● **About this exercise**
For each line of the listing that holds "国产独立游戏还请猥琐发育", show the full line.

● **The data**
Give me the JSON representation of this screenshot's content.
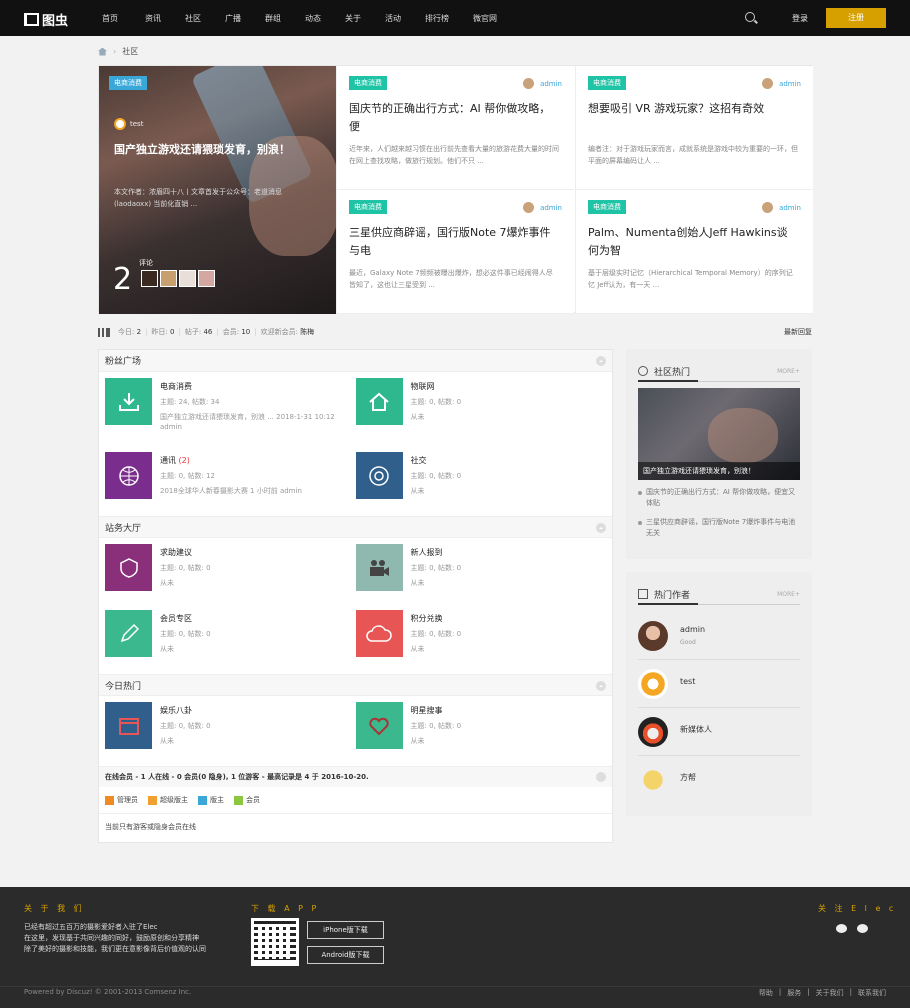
{
  "logo": "图虫",
  "nav": [
    "首页",
    "资讯",
    "社区",
    "广播",
    "群组",
    "动态",
    "关于",
    "活动",
    "排行榜",
    "微官网"
  ],
  "header": {
    "login": "登录",
    "register": "注册"
  },
  "breadcrumb": "社区",
  "hero": {
    "big": {
      "tag": "电商消费",
      "author": "test",
      "title": "国产独立游戏还请猥琐发育，别浪！",
      "desc": "本文作者：浓眉四十八丨文章首发于公众号：老道消息(laodaoxx) 当前化直销 ...",
      "comment_count": "2",
      "comment_label": "评论"
    },
    "cards": [
      {
        "tag": "电商消费",
        "user": "admin",
        "title": "国庆节的正确出行方式：AI 帮你做攻略，便",
        "desc": "近年来，人们越来越习惯在出行前先查看大量的旅游花费大量的时间在网上查找攻略，做旅行规划。他们不只 ..."
      },
      {
        "tag": "电商消费",
        "user": "admin",
        "title": "想要吸引 VR 游戏玩家？这招有奇效",
        "desc": "编者注：对于游戏玩家而言，成就系统是游戏中较为重要的一环，但平面的屏幕编码让人 ..."
      },
      {
        "tag": "电商消费",
        "user": "admin",
        "title": "三星供应商辟谣，国行版Note 7爆炸事件与电",
        "desc": "最近，Galaxy Note 7频频被曝出爆炸，想必这件事已经闹得人尽皆知了，这也让三星受到 ..."
      },
      {
        "tag": "电商消费",
        "user": "admin",
        "title": "Palm、Numenta创始人Jeff Hawkins谈何为智",
        "desc": "基于层级实时记忆（Hierarchical Temporal Memory）的序列记忆 Jeff认为，有一天 ..."
      }
    ]
  },
  "stats": {
    "today_label": "今日:",
    "today": "2",
    "yesterday_label": "昨日:",
    "yesterday": "0",
    "posts_label": "帖子:",
    "posts": "46",
    "members_label": "会员:",
    "members": "10",
    "welcome_label": "欢迎新会员:",
    "newest": "陈梅",
    "latest_reply": "最新回复"
  },
  "sections": [
    {
      "title": "粉丝广场",
      "forums": [
        {
          "name": "电商消费",
          "count": "",
          "meta": "主题: 24, 帖数: 34",
          "last": "国产独立游戏还请猥琐发育，别浪 ... 2018-1-31 10:12 admin",
          "color": "#2fb88e",
          "icon": "download-icon"
        },
        {
          "name": "物联网",
          "count": "",
          "meta": "主题: 0, 帖数: 0",
          "last": "从未",
          "color": "#2fb88e",
          "icon": "home-icon"
        },
        {
          "name": "通讯",
          "count": "(2)",
          "meta": "主题: 0, 帖数: 12",
          "last": "2018全球华人新春摄影大赛 1 小时前 admin",
          "color": "#7b2d8e",
          "icon": "globe-icon"
        },
        {
          "name": "社交",
          "count": "",
          "meta": "主题: 0, 帖数: 0",
          "last": "从未",
          "color": "#2f5f8a",
          "icon": "at-icon"
        }
      ]
    },
    {
      "title": "站务大厅",
      "forums": [
        {
          "name": "求助建议",
          "count": "",
          "meta": "主题: 0, 帖数: 0",
          "last": "从未",
          "color": "#8a2f7a",
          "icon": "heart-shield-icon"
        },
        {
          "name": "新人报到",
          "count": "",
          "meta": "主题: 0, 帖数: 0",
          "last": "从未",
          "color": "#8fb8ae",
          "icon": "camera-icon"
        },
        {
          "name": "会员专区",
          "count": "",
          "meta": "主题: 0, 帖数: 0",
          "last": "从未",
          "color": "#3bb88e",
          "icon": "pencil-icon"
        },
        {
          "name": "积分兑换",
          "count": "",
          "meta": "主题: 0, 帖数: 0",
          "last": "从未",
          "color": "#e85555",
          "icon": "cloud-icon"
        }
      ]
    },
    {
      "title": "今日热门",
      "forums": [
        {
          "name": "娱乐八卦",
          "count": "",
          "meta": "主题: 0, 帖数: 0",
          "last": "从未",
          "color": "#2f5f8a",
          "icon": "calendar-icon"
        },
        {
          "name": "明星搜事",
          "count": "",
          "meta": "主题: 0, 帖数: 0",
          "last": "从未",
          "color": "#3bb88e",
          "icon": "heart-icon"
        }
      ]
    }
  ],
  "online": {
    "summary": "在线会员 - 1 人在线 - 0 会员(0 隐身), 1 位游客 - 最高记录是 4 于 2016-10-20.",
    "legend": [
      {
        "label": "管理员",
        "color": "#f08a24"
      },
      {
        "label": "超级版主",
        "color": "#f0a030"
      },
      {
        "label": "版主",
        "color": "#3aa7d9"
      },
      {
        "label": "会员",
        "color": "#8cc63f"
      }
    ],
    "note": "当前只有游客或隐身会员在线"
  },
  "hot": {
    "title": "社区热门",
    "more": "MORE+",
    "image_caption": "国产独立游戏还请猥琐发育，别浪！",
    "items": [
      "国庆节的正确出行方式：AI 帮你做攻略，便宜又体贴",
      "三星供应商辟谣，国行版Note 7爆炸事件与电池无关"
    ]
  },
  "authors": {
    "title": "热门作者",
    "more": "MORE+",
    "list": [
      {
        "name": "admin",
        "sub": "Good"
      },
      {
        "name": "test",
        "sub": ""
      },
      {
        "name": "新媒体人",
        "sub": ""
      },
      {
        "name": "方帮",
        "sub": ""
      }
    ]
  },
  "footer": {
    "about_title": "关 于 我 们",
    "about_lines": [
      "已经有超过五百万的摄影爱好者入驻了Elec",
      "在这里，发现基于共同兴趣的同好，鼓励原创和分享精神",
      "除了美好的摄影和技能，我们更在意影像背后价值观的认同"
    ],
    "app_title": "下 载 A P P",
    "iphone": "iPhone版下载",
    "android": "Android版下载",
    "follow_title": "关 注 E l e c",
    "copyright": "Powered by Discuz! © 2001-2013 Comsenz Inc.",
    "links": [
      "帮助",
      "|",
      "服务",
      "|",
      "关于我们",
      "|",
      "联系我们"
    ]
  }
}
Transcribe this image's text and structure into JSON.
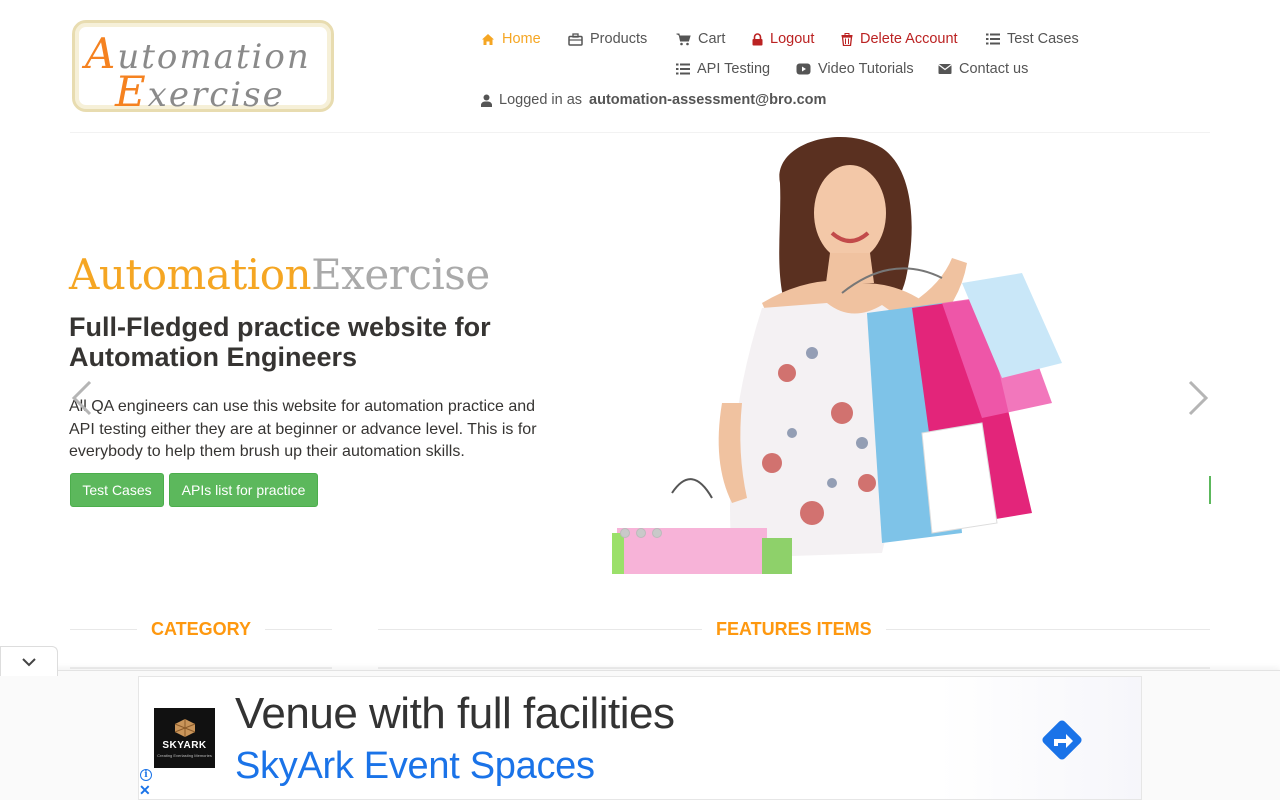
{
  "brand": {
    "logo_word1": "Automation",
    "logo_word2": "Exercise"
  },
  "nav": {
    "items": [
      {
        "label": "Home",
        "icon": "home-icon",
        "active": true
      },
      {
        "label": "Products",
        "icon": "briefcase-icon"
      },
      {
        "label": "Cart",
        "icon": "cart-icon"
      },
      {
        "label": "Logout",
        "icon": "lock-icon"
      },
      {
        "label": "Delete Account",
        "icon": "trash-icon"
      },
      {
        "label": "Test Cases",
        "icon": "list-icon"
      },
      {
        "label": "API Testing",
        "icon": "list-icon"
      },
      {
        "label": "Video Tutorials",
        "icon": "youtube-play-icon"
      },
      {
        "label": "Contact us",
        "icon": "envelope-icon"
      }
    ],
    "logged_in_prefix": "Logged in as",
    "logged_in_user": "automation-assessment@bro.com"
  },
  "hero": {
    "brand_part1": "Automation",
    "brand_part2": "Exercise",
    "title": "Full-Fledged practice website for Automation Engineers",
    "text": "All QA engineers can use this website for automation practice and API testing either they are at beginner or advance level. This is for everybody to help them brush up their automation skills.",
    "button_test_cases": "Test Cases",
    "button_apis": "APIs list for practice",
    "image_alt": "woman-with-shopping-bags",
    "slide_count": 3
  },
  "sections": {
    "category": "CATEGORY",
    "features": "FEATURES ITEMS"
  },
  "ad": {
    "logo_name": "SKYARK",
    "logo_tagline": "Creating Everlasting Memories",
    "headline": "Venue with full facilities",
    "subline": "SkyArk Event Spaces",
    "info_glyph": "i",
    "close_glyph": "✕"
  },
  "colors": {
    "accent_orange": "#fe980f",
    "active_nav": "#f5a623",
    "danger_red": "#b22222",
    "button_green": "#5cb85c",
    "ad_blue": "#1a73e8"
  }
}
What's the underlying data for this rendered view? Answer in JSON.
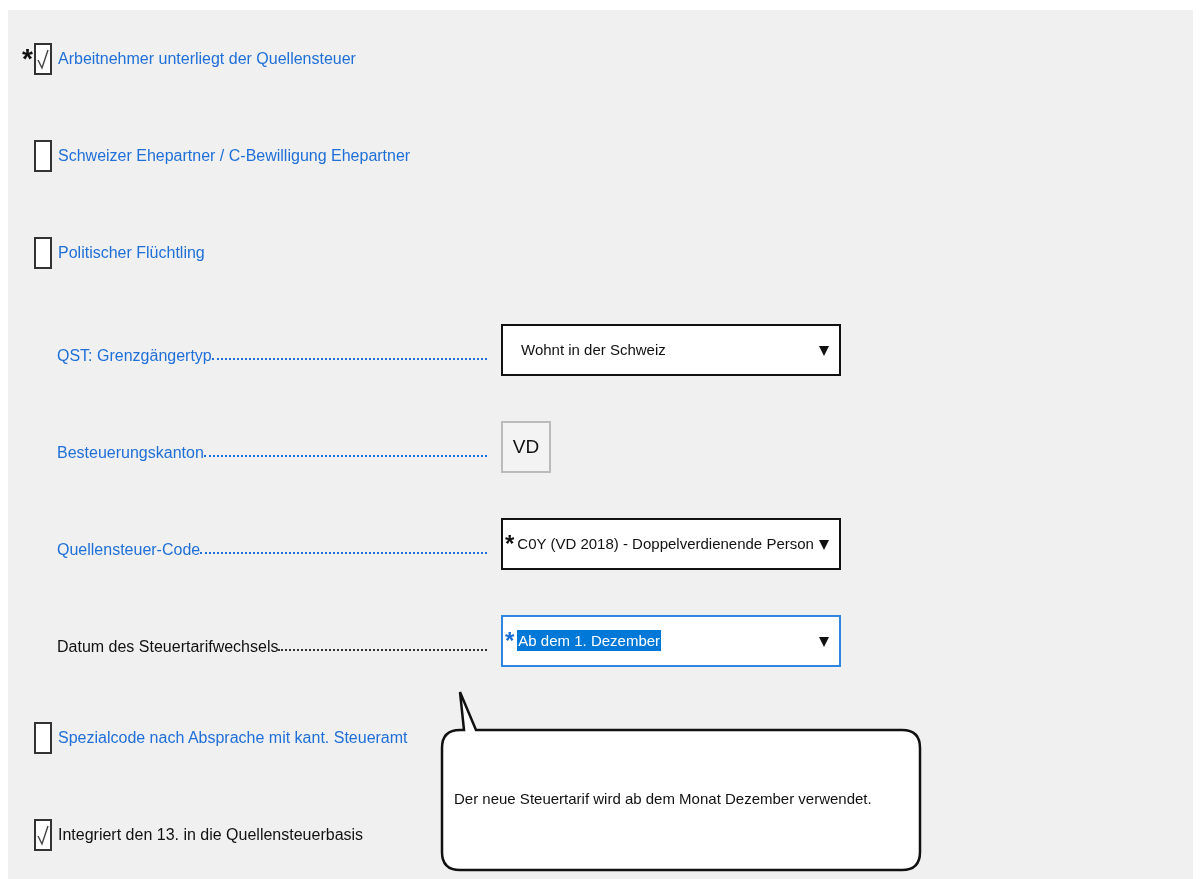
{
  "items": [
    {
      "kind": "checkbox",
      "marker": "*",
      "checked": true,
      "linked": true,
      "label": "Arbeitnehmer unterliegt der Quellensteuer"
    },
    {
      "kind": "checkbox",
      "checked": false,
      "linked": true,
      "label": "Schweizer Ehepartner / C-Bewilligung Ehepartner"
    },
    {
      "kind": "checkbox",
      "checked": false,
      "linked": true,
      "label": "Politischer Flüchtling"
    },
    {
      "kind": "select",
      "linked": true,
      "label": "QST: Grenzgängertyp",
      "value": "Wohnt in der Schweiz",
      "focused": false
    },
    {
      "kind": "readonly",
      "linked": true,
      "label": "Besteuerungskanton",
      "value": "VD"
    },
    {
      "kind": "select",
      "linked": true,
      "label": "Quellensteuer-Code",
      "marker": "*",
      "value": "C0Y (VD 2018) - Doppelverdienende Person",
      "focused": false
    },
    {
      "kind": "select",
      "linked": false,
      "label": "Datum des Steuertarifwechsels",
      "marker": "*",
      "value": "Ab dem 1. Dezember",
      "focused": true
    },
    {
      "kind": "checkbox",
      "checked": false,
      "linked": true,
      "label": "Spezialcode nach Absprache mit kant. Steueramt"
    },
    {
      "kind": "checkbox",
      "checked": true,
      "linked": false,
      "label": "Integriert den 13. in die Quellensteuerbasis"
    }
  ],
  "tooltip": {
    "text": "Der neue Steuertarif wird ab dem Monat Dezember verwendet."
  }
}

● **Output for this exercise**
      "title": "国产独立游戏还请猥琐发育，别浪！",
          "last": "国产独立游戏还请猥琐发育，别浪 ... 2018-1-31 10:12 admin",
    "image_caption": "国产独立游戏还请猥琐发育，别浪！",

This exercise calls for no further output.